Freewheelers, the new production by A Broken Umbrella Theatre featured in the International Festival of Arts & Ideas, takes place in a renovated space at 300 State Street, a large room entered, via a subterranean passageway—and a grand old elevator—from Chapel Street, where Horowitz Brothers once stood. The work done simply to make the space available was considerable and the little trip to the playing space lets one reflect on the layers of history that ABUT projects tend to excavate. Since 2009, the diverse troupe has embraced the past of New Haven as inspiration for shows that create a sense of community while making entertaining use of facts about our city. The current show is not quite so grand as the Library Project last fall, but what it lacks in range it makes up for in focused story. The story of Anne (Lisa Daly), a factory worker with a yen to cycle on the exciting new invention the bicycle (patented in New Haven in 1866), is paralleled with the story of Elizabeth (Robin Levine), wife of Isaac the factory owner, who has some health issues that cause her to faint at times. What does the modern doctor (Lou Mangini) prescribe, to the consternation of conservative Isaac? Why, cycling! It does wonders for the constitution, of course, but…
But this is the 1800s and women mustn’t do anything unseemly—especially not in public! To make matters worse that factory Isaac runs happens to be rather new-fangled itself: it’s the first factory to manufacture woman’s most necessary accessory—the corset! Mr. Isaac Adler (played with measured if questionable authority by Ian Alderman) isn’t likely to embrace the idea of his wife cycling, nor is he amused when Anne shows up for work in male attire, the only way to cycle comfortably, you see. . .
As you might expect, the women may have to come to an understanding. Along the way, there are lovely songs to set the mood, factory routine that smacks of Metropolis, Levine’s dance routine with a chair—we all know Flashdance, sure, but here the pas de deux with a Chippendale actually serves a thematic purpose and is quite expressive—and some verbal fun via overlap when Isaac and Bigelow, his 2nd in Command (Mangini), plot how to make “boning” more flexible (no jokes, please, this is a kid-friendly production) while the women get flexible on their wheels. The men are referring, of course, to whalebone, the stiffening ingredient in the torso-confining strait jacket known as the corset.
As Anne, Daly is fresh-faced and earnest—not subversive, just common-sensical.

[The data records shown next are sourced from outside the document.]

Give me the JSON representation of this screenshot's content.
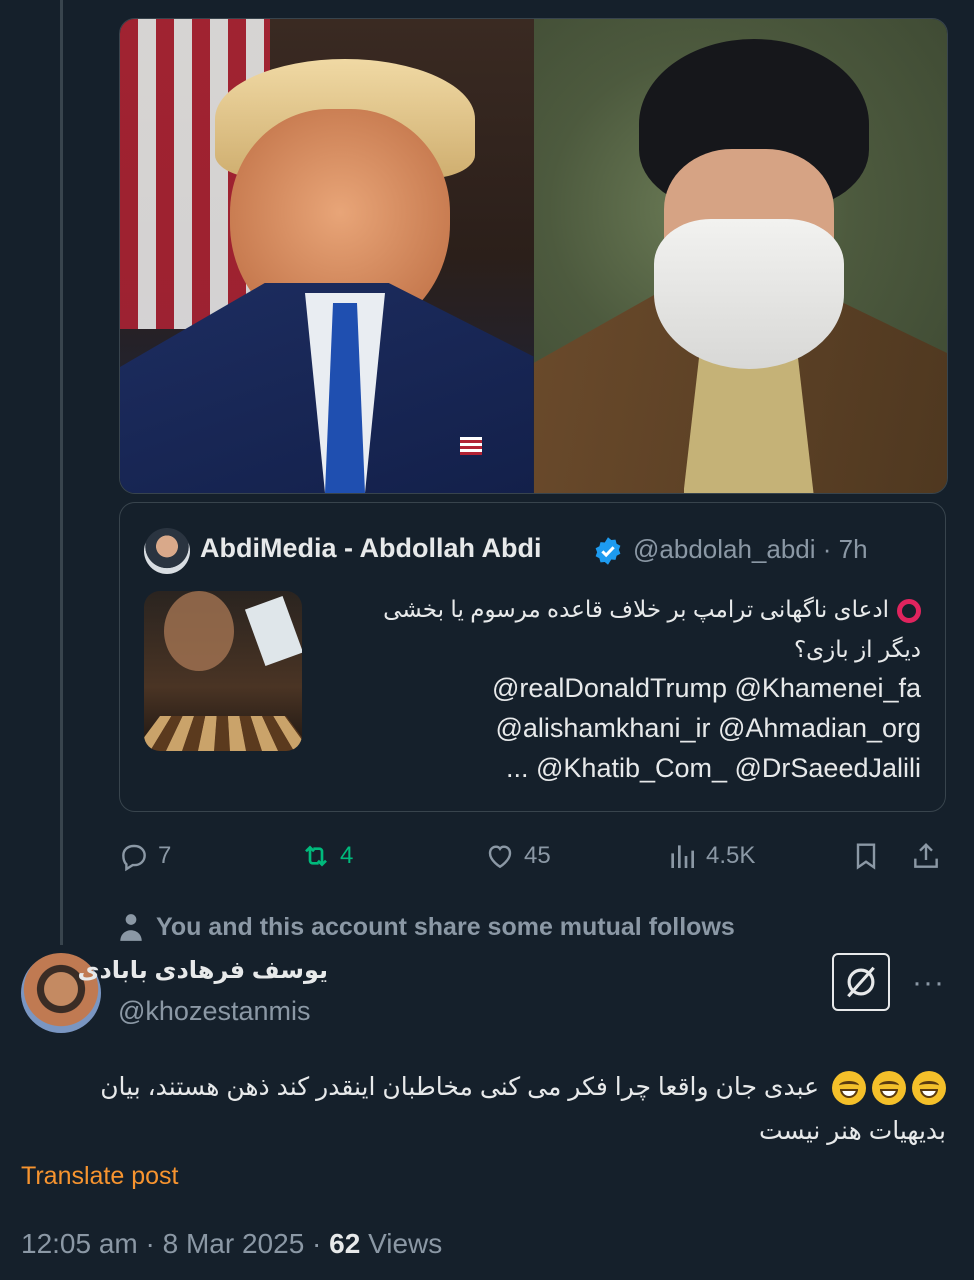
{
  "quoted_images": [
    {
      "name": "trump-portrait"
    },
    {
      "name": "khamenei-portrait"
    }
  ],
  "quoted_tweet": {
    "display_name": "AbdiMedia - Abdollah Abdi",
    "handle": "@abdolah_abdi",
    "time": "· 7h",
    "text_line1": "ادعای ناگهانی ترامپ بر خلاف قاعده مرسوم یا بخشی",
    "text_line2": "دیگر از بازی؟",
    "mentions": [
      "@realDonaldTrump @Khamenei_fa",
      "@alishamkhani_ir @Ahmadian_org",
      "... @Khatib_Com_ @DrSaeedJalili"
    ]
  },
  "actions": {
    "replies": "7",
    "reposts": "4",
    "likes": "45",
    "views": "4.5K"
  },
  "mutual_follows": "You and this account share some mutual follows",
  "reply": {
    "display_name": "یوسف فرهادی بابادی",
    "handle": "@khozestanmis",
    "text_line1": "عبدی جان واقعا چرا فکر می کنی مخاطبان اینقدر کند ذهن هستند، بیان",
    "text_line2": "بدیهیات هنر نیست",
    "translate_label": "Translate post",
    "time": "12:05 am · 8 Mar 2025 · ",
    "views_count": "62",
    "views_label": " Views"
  },
  "colors": {
    "background": "#15202b",
    "text": "#e7e9ea",
    "muted": "#8b98a5",
    "repost_active": "#00ba7c",
    "verified": "#1d9bf0",
    "translate": "#f7942f"
  }
}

As the more “vaporish” Elizabeth, Levine has the right waxen look for a wife being discussed in the third person by her husband and her doctor, and her reaction to Anne’s response to her inadvertent humor gets a big laugh. As Amelia, one of the children employable at a factory in this benighted time, Remsen Welsh is charmingly wise beyond her years. Mangini is deferential as the doctor, dedicated as Bigelow, and slightly conflicted as the bicycle store owner selling to a young woman a tool in her liberation. As the factory workers, Megan Black, Cynthia Miller, and Malenky Welsh do simulated sewing in synch and let their tongues wag with the resentment of exploited labor. Adler’s got a lot of headaches ahead of him…maybe there’s the possibility of a sequel as we follow the course of the corset from its heyday through its decline and onto the pages of Victoria’s Secrets.
Freewheelers, with its effective score and songs by Chrissy Gardner, does a fine job of combining the troupe’s historical interests with a contemporary vibe to arrive at a little machine as efficient as a well-oiled bike.
International Festival of Arts & Ideas presents
Freewheelers Conceived and created by A Broken Umbrella Theatre
Story Development Team: Rachel Alderman, Ian Alderman, Dana Astmann, Jacy Barber, Lisa Daly, Brandon Fuller, Chrissy Gardner, Robin Levine, Jes Mack, Lou Mangini, Michelle Ortiz, Ruben Ortiz, Jason Wells
Director & Playwright: Rachel Alderman; Composer, Lyricist, Musical Director: Chrissy Gardner; Movement Director: Robin Levine; Set Designer: Brandon Fuller; Costume Designer: Jacy Barber; Lighting Designer: Trui Malten; Sound Designer: Dave Baker; Production Manager: Janie Alexander; Stage Manager: Katrina Lewonczyk
June 15, 16, 22, 23, 29 at 3pm June 16, 23 at 7pm June 15, 19, 22, 26, 29 at 8pm